Volunteer directors are reluctant to provide more information than is legally required for good reason. Society is changing in ways making it harder to provide full disclosure without being held accountable for changing perceptions, making unacceptable what once was acceptable.
In a survey of opinions by Public Square Research, only 19 percent of respondents felt comfortable sharing their opinions in public. Among co-workers and schoolmates only 31 percent felt comfortable sharing their opinions.
People are more self conscious about speaking openly and afraid to share their opinions. This extends beyond politics or religion which have always been controversial topics. Today many keep quiet for fear of losing their job or having their views mischaracterized.
Far too many are of the belief that those expressing offensive ideas should lose their job, and those with radical ideas should be censored. Taken to the current extreme, more choose to remain silent on matters that deserve to be discussed and resolved or improved on.
This societal trend makes it harder to govern the condominium home. Fear of speaking openly makes it impossible to discuss matters on a condo board. Yet controversial topics must be discussed and decisions made. Many more innocuous matters may be misrepresented and deemed controversial when some are dissatisfied by board decisions.
Privacy of conversation is essential to the proper functioning of the condo board. Directors must feel safe having conversations necessary for making decisions. They need to be assured that conversations remain private and not disclosed through meeting minutes or other means.

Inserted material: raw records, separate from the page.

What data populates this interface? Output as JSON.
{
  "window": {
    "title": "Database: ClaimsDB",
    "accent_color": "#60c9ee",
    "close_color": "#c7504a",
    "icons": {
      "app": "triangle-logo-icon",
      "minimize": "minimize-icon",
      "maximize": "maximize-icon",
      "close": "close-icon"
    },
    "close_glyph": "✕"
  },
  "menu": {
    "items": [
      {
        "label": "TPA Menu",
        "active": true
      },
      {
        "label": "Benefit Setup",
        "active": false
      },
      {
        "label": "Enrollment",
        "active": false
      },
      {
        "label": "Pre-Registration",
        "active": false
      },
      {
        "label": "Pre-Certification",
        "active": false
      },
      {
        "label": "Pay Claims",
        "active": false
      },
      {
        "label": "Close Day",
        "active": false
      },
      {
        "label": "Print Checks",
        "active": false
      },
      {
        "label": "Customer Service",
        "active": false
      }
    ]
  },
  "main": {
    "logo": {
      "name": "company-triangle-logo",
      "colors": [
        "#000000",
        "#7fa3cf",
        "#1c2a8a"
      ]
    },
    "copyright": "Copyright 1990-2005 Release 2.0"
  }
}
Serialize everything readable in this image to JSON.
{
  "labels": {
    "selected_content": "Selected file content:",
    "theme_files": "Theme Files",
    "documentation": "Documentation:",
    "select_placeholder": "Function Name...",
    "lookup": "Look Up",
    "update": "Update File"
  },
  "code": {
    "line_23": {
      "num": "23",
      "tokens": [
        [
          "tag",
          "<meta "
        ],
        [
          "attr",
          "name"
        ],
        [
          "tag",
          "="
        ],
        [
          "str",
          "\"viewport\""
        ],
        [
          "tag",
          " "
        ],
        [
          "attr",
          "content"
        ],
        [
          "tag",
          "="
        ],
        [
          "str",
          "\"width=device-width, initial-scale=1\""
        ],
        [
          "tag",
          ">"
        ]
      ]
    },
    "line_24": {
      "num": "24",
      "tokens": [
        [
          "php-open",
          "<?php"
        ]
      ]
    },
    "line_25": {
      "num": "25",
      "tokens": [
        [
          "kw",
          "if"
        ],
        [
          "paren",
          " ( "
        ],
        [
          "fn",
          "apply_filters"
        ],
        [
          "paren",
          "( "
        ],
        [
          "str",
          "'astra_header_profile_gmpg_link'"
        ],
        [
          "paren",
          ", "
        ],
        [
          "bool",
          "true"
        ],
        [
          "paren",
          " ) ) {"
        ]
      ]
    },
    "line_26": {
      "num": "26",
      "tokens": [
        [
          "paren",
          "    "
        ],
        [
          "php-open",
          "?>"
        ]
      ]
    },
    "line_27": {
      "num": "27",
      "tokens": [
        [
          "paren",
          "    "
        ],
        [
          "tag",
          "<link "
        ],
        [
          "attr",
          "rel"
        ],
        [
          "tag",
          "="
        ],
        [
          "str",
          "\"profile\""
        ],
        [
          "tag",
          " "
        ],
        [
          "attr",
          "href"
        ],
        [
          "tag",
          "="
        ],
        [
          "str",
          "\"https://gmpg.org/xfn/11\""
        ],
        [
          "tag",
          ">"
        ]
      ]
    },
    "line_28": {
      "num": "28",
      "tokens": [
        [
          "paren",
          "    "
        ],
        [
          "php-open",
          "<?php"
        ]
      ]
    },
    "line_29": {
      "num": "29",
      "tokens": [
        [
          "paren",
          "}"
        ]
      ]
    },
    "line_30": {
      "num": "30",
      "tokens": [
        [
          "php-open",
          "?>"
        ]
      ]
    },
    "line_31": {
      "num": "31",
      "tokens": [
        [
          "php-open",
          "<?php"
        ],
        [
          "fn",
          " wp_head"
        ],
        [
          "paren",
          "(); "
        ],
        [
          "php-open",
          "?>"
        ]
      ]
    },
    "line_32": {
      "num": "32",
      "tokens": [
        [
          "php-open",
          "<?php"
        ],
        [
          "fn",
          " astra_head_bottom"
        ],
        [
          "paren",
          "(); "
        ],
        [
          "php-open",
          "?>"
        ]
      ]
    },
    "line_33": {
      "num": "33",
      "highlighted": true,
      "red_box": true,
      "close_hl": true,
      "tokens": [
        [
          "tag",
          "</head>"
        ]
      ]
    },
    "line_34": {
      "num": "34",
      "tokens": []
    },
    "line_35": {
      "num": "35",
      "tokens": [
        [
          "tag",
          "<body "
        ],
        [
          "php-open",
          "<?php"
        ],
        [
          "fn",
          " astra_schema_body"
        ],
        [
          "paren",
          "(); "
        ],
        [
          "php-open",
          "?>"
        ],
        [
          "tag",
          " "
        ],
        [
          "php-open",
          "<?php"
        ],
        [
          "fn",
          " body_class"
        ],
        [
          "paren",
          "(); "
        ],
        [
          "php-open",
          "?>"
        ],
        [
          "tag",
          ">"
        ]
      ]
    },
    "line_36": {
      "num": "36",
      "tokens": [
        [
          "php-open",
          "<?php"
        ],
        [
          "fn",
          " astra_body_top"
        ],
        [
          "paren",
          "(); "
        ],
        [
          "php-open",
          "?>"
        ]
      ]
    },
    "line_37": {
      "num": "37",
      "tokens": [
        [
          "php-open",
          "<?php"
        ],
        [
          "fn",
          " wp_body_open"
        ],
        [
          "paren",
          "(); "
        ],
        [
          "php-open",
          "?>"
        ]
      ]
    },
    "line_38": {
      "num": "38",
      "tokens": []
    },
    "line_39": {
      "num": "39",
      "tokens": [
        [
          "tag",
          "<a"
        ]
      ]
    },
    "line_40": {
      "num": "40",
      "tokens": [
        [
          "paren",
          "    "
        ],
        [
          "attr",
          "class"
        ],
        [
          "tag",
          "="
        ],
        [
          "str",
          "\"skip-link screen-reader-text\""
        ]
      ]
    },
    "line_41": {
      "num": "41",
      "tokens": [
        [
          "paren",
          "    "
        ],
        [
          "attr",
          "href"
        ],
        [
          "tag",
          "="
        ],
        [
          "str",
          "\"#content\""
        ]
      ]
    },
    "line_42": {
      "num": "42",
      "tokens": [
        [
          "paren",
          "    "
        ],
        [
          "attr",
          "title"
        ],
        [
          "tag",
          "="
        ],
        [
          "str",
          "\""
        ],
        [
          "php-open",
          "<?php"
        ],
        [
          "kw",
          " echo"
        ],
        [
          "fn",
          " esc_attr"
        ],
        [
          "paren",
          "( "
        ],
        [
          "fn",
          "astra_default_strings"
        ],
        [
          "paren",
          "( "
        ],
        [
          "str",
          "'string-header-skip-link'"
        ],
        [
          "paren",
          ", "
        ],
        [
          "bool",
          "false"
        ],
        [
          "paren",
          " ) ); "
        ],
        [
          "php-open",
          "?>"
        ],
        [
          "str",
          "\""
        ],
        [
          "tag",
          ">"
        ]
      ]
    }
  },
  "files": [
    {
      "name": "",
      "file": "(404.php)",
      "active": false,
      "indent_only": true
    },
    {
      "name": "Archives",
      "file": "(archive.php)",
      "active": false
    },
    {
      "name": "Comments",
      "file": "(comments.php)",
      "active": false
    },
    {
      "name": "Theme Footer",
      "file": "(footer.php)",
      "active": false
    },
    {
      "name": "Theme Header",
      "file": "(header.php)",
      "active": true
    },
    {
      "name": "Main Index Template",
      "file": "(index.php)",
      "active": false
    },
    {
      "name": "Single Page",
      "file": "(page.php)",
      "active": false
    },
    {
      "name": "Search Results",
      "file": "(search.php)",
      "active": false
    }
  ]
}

While this may be disconcerting to condo residents seeking broader disclosure, private conversations are necessary for a condo board to be effective.